LILONGWE, Jan 30 (IPS) – “I was blind, but now I see.” This is what Vainesi, from Salima District in Central Malawi, said after surgery to treat trachoma. A mother of three, Vainesi had been unable to work or provide for her family once the disease began to affect her eyesight.
Vainesi is one of millions of Malawians who joins me in celebrating a historic milestone – in October, Malawi became the first nation in southern Africa to eliminate trachoma as a public health problem.
Trachoma is a bacterial infection of the eyes that causes severe swelling and scarring of the eyelids and is the world’s leading cause of infectious blindness. As recently as 2015, 7.6 million people in Malawi were at risk from this disease, but now this threat has been removed from our land. I wish to pay particular tribute to all our partners and friends of Malawi who supported our efforts in fighting trachoma.
Our success in eliminating trachoma comes hot on the heels of another elimination success. Two years ago, in 2020, we also eliminated lymphatic filariasis, a parasitic disease transmitted by mosquitoes that leads to disfiguring swelling and disability.
Both trachoma and lymphatic filariasis are neglected tropical diseases (NTDs), a group of 20 diseases and conditions that cause immeasurable suffering and affect more than one billion people worldwide. These diseases disproportionately affect those living in rural areas, like Vainesi, and often trap affected individuals in cycles of poverty.
Today, as countries across the globe commemorate World NTD Day 2023, I would like to reaffirm Malawi’s commitment to ending the burden of these diseases in our country and improving the quality of life of our citizens. And I am so proud of what we have accomplished so far.

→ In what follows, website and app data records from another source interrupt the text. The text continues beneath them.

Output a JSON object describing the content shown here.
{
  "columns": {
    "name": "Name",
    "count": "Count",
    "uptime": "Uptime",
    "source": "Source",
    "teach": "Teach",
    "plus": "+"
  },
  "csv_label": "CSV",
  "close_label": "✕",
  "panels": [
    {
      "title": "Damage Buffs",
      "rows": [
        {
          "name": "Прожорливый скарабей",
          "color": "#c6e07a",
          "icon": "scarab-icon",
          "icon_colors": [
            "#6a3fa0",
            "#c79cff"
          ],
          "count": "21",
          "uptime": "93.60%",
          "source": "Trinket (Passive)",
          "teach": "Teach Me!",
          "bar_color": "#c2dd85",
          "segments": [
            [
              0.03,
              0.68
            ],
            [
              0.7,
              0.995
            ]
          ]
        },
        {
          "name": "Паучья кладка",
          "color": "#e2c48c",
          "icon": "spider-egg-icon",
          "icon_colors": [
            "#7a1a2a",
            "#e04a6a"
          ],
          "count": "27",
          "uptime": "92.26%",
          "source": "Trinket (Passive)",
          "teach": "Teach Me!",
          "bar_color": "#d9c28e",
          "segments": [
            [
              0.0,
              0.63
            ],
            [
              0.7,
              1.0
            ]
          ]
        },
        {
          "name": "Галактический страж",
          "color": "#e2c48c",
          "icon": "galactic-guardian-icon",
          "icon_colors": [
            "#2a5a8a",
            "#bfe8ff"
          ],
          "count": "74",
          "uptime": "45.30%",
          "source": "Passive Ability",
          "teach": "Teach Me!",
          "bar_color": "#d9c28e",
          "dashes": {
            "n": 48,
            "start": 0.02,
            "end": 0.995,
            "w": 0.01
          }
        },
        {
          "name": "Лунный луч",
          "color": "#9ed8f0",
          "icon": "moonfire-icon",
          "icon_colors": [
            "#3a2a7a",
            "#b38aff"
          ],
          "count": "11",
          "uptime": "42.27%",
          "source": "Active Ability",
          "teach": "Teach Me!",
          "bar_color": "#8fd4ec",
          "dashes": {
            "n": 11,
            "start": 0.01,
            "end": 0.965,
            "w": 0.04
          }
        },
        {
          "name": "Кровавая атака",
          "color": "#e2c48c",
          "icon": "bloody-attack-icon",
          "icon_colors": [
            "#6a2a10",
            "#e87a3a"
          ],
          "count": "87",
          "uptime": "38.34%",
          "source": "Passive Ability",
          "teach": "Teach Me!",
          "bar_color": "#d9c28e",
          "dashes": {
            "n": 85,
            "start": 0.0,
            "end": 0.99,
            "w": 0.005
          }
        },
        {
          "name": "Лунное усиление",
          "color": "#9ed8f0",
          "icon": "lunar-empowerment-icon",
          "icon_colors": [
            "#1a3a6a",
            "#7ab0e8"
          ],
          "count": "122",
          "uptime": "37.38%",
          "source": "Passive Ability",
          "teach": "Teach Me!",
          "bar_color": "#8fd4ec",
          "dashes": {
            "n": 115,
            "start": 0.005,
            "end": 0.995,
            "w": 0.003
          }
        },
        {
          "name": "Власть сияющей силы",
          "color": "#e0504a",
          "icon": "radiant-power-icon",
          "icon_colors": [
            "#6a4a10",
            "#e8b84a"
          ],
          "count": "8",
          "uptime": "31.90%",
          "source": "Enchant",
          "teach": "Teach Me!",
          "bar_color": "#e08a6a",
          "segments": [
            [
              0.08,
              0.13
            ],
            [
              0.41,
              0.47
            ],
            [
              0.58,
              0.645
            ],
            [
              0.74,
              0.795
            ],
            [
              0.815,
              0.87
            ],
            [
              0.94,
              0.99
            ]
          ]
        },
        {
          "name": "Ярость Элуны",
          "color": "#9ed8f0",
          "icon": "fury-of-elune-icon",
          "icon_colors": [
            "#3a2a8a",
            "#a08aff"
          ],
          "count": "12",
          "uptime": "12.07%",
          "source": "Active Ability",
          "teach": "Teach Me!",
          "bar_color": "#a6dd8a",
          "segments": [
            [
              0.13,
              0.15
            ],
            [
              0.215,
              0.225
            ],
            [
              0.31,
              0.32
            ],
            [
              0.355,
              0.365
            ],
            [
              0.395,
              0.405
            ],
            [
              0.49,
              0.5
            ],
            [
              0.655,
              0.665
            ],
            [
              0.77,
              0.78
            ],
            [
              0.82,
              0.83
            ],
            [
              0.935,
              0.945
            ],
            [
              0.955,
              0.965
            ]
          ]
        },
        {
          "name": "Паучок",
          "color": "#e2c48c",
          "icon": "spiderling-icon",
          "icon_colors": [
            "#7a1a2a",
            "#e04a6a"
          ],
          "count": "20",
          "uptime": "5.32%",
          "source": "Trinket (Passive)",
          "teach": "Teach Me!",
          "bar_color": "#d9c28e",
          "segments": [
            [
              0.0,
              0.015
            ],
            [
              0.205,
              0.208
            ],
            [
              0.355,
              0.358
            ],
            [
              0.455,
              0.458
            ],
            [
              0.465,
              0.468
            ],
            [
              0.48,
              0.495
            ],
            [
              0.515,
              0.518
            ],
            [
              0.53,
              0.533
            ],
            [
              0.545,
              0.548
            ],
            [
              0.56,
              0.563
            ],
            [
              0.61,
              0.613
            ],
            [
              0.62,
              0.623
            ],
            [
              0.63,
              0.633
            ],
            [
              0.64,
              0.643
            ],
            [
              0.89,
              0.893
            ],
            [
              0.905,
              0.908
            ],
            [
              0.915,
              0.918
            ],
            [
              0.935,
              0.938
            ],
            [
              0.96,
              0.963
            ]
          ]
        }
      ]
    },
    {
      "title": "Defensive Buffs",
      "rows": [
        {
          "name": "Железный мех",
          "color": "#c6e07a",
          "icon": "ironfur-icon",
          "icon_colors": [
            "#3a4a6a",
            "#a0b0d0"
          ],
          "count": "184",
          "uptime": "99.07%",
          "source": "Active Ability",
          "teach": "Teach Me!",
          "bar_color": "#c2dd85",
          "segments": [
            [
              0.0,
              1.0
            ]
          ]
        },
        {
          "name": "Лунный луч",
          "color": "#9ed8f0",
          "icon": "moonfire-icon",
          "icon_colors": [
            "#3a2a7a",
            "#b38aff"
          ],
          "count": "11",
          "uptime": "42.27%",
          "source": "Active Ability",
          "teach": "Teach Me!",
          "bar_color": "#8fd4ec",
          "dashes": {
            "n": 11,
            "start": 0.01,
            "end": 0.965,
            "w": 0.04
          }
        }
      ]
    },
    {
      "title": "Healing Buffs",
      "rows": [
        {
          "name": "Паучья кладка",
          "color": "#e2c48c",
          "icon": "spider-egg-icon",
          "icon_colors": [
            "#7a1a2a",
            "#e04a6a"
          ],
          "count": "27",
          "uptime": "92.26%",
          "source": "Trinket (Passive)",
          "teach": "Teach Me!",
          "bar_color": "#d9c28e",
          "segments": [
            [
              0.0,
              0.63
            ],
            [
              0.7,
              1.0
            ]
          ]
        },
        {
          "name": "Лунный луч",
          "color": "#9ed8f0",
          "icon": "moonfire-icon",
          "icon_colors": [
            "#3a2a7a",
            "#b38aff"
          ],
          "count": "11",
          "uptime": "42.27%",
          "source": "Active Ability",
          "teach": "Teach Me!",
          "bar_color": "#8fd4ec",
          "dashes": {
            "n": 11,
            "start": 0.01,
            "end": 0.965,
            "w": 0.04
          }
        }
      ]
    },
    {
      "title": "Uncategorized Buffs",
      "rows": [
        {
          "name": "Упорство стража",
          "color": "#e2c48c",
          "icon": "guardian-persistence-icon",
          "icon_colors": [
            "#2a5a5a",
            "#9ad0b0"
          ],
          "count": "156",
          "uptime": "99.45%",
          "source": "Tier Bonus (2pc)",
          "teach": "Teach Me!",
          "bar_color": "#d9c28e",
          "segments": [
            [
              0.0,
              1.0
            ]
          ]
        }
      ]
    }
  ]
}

Many children will be able to go to school and achieve their full potential. Malawi’s 2063 vision of a wealthy, industrialized, inclusive and self-reliant nation, able to stand tall amongst nations, will be fully realized.

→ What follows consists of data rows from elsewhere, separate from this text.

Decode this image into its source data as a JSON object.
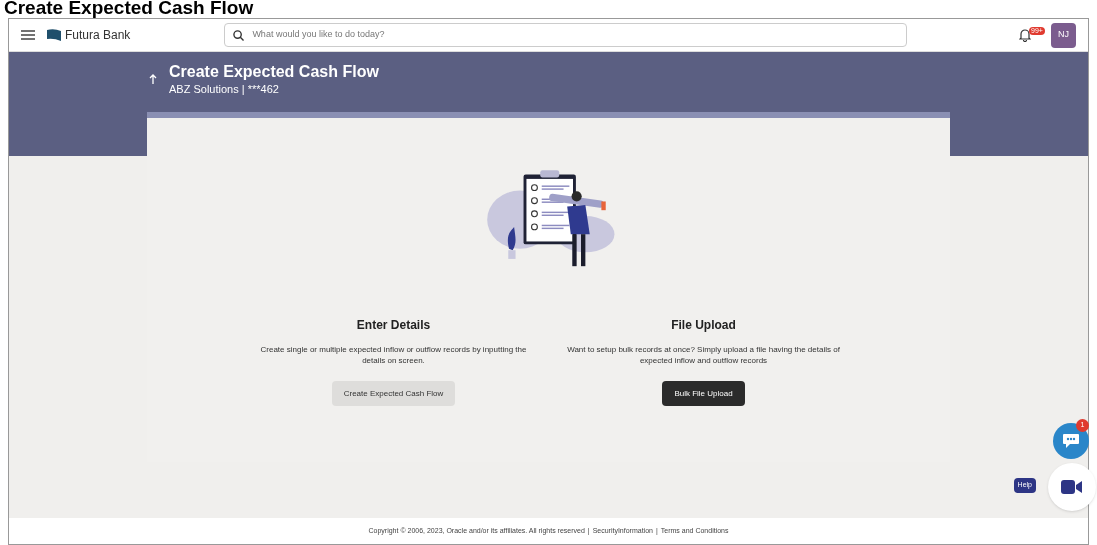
{
  "doc_title": "Create Expected Cash Flow",
  "header": {
    "brand": "Futura Bank",
    "search": {
      "placeholder": "What would you like to do today?"
    },
    "notification_badge": "99+",
    "avatar": "NJ"
  },
  "page": {
    "title": "Create Expected Cash Flow",
    "subtitle": "ABZ Solutions | ***462"
  },
  "options": [
    {
      "title": "Enter Details",
      "description": "Create single or multiple expected inflow or outflow records by inputting the details on screen.",
      "button": "Create Expected Cash Flow",
      "primary": false
    },
    {
      "title": "File Upload",
      "description": "Want to setup bulk records at once? Simply upload a file having the details of expected inflow and outflow records",
      "button": "Bulk File Upload",
      "primary": true
    }
  ],
  "chat_badge": "1",
  "help": "Help",
  "footer": {
    "copyright": "Copyright © 2006, 2023, Oracle and/or its affiliates. All rights reserved",
    "links": [
      "SecurityInformation",
      "Terms and Conditions"
    ],
    "separator": "|"
  }
}
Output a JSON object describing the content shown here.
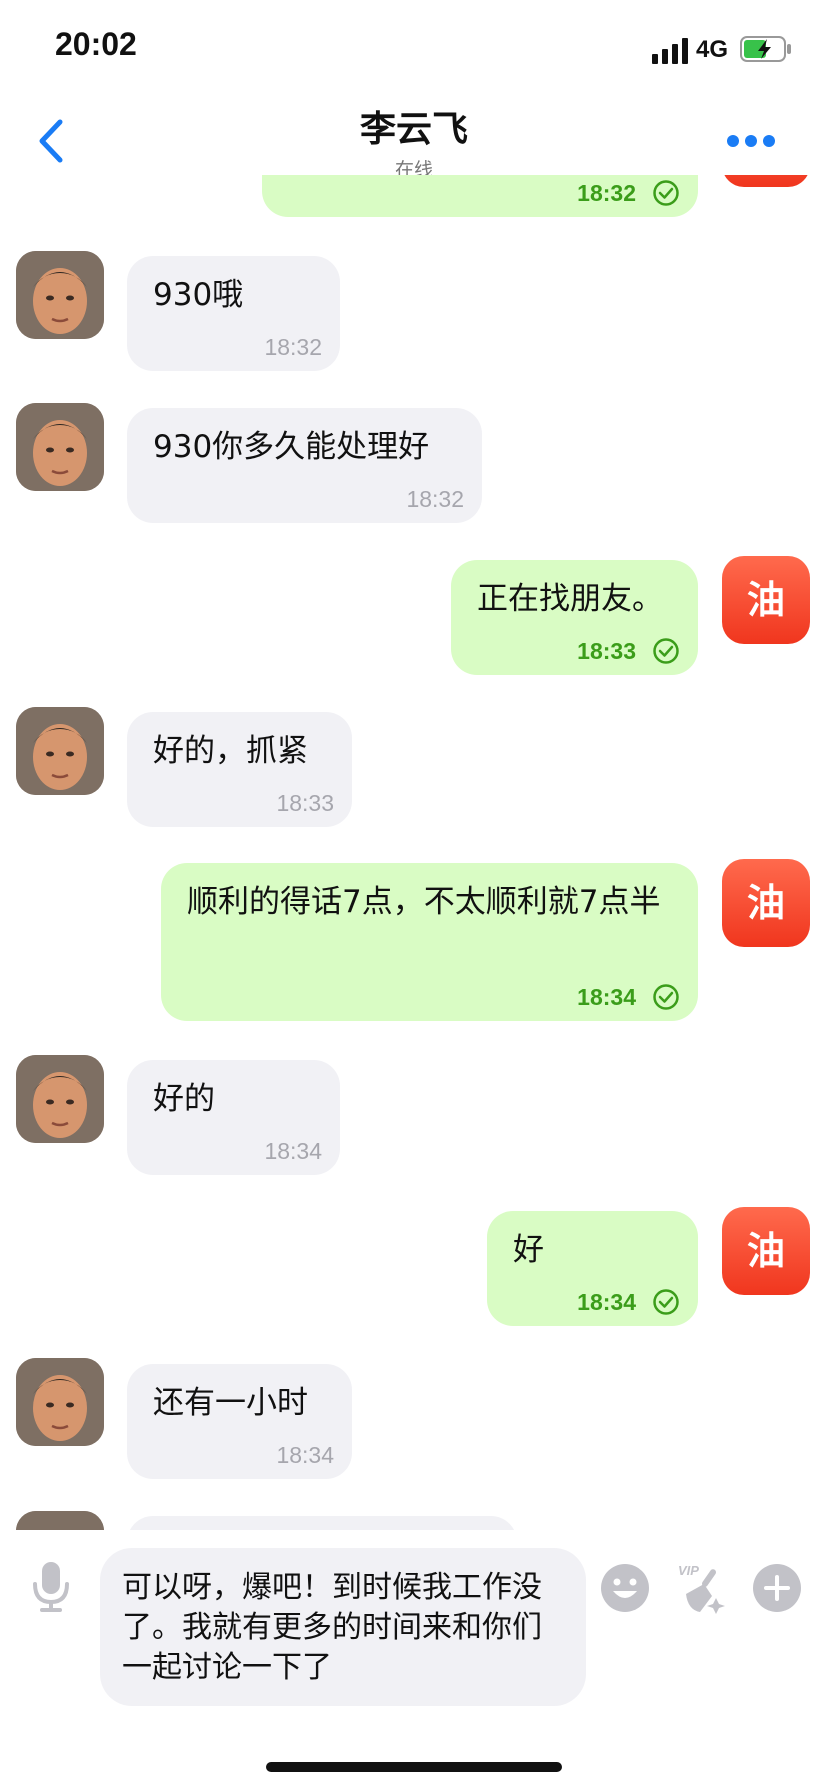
{
  "status_bar": {
    "time": "20:02",
    "network": "4G"
  },
  "header": {
    "title": "李云飞",
    "subtitle": "在线"
  },
  "messages": [
    {
      "side": "out",
      "text": "",
      "time": "18:32"
    },
    {
      "side": "in",
      "text": "930哦",
      "time": "18:32"
    },
    {
      "side": "in",
      "text": "930你多久能处理好",
      "time": "18:32"
    },
    {
      "side": "out",
      "text": "正在找朋友。",
      "time": "18:33"
    },
    {
      "side": "in",
      "text": "好的，抓紧",
      "time": "18:33"
    },
    {
      "side": "out",
      "text": "顺利的得话7点，不太顺利就7点半",
      "time": "18:34"
    },
    {
      "side": "in",
      "text": "好的",
      "time": "18:34"
    },
    {
      "side": "out",
      "text": "好",
      "time": "18:34"
    },
    {
      "side": "in",
      "text": "还有一小时",
      "time": "18:34"
    }
  ],
  "my_avatar_label": "油",
  "composer": {
    "value": "可以呀，爆吧！到时候我工作没了。我就有更多的时间来和你们一起讨论一下了",
    "vip_badge": "VIP"
  },
  "colors": {
    "accent": "#1a7cf5",
    "out_bubble": "#d9fcc4",
    "in_bubble": "#f1f1f5",
    "out_time": "#3b9d1a",
    "my_avatar": "#f0361e"
  }
}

It will take healthy people who can participate fully in economic development to make this a reality. Investing in NTD elimination programmes creates a ripple effect in society. It leads to better education, health and employment outcomes, and transforms lives and communities.
Individuals like Vainesi in Salima District, who is no longer housebound and unable to see, are a powerful example of how incredible this transformation can be. This is why it is important that preventable diseases that limit the potential of individuals to play an active role as proud citizens, can be eliminated.
The return on investment that we’ve seen in fighting these diseases has been both robust and far-reaching. These same health systems are now being leveraged to deliver steady progress against several other NTDs, including river blindness and schistosomiasis. What we now know is that progress fighting one NTD accelerates progress fighting other NTDs, building momentum and generating results. Of the 20 NTDs in existence, only six are present in Malawi today.
Other countries in Africa are also seeing great success using this approach. Just this August, Togo celebrated eliminating an amazing four neglected tropical diseases since 2011 —trachoma, lymphatic filariasis, human African trypanosomiasis, and Guinea worm disease.
However, there is still much work to be done – particularly in Southern Africa. An estimated 190 million people require treatment for at least one NTD among the 16 members states that comprise the Southern African Development Community (SADC).
Malawi is the only SADC country to have eliminated an NTD, and the COVID-19 pandemic has threatened hard-earned progress. Concerted action is needed to galvanise action against NTDs and prevent future health threats from unraveling years of progress.
But my message is one of hope – and of the importance of making a commitment and accountability. This is why, I was proud to lead my country Malawi in endorsing the Kigali Declaration on NTDs – a high-level, political declaration which is helping mobilise political will and secure commitments against NTDs, joining Botswana, Djibouti, Ethiopia, Nigeria, Papua New Guinea, Rwanda, United Republic of Tanzania, Timor-Leste, Uganda, and Vanuatu.
The theme of World NTD Day 2023 includes an important message: “Act now. Act together. Invest in NTDs.” I would like to see the names of all the countries in SADC on this list. When nations work together to lead NTD elimination efforts, we can accomplish so much. So today, I am calling on Heads of State in southern Africa to endorse the Kigali Declaration on NTDs – and commit to its delivery.
We are 100% committed to ending NTDs. Join us in committing to build a healthier, happier future.
© Inter Press Service (2023) — All Rights ReservedOriginal source: Inter Press Service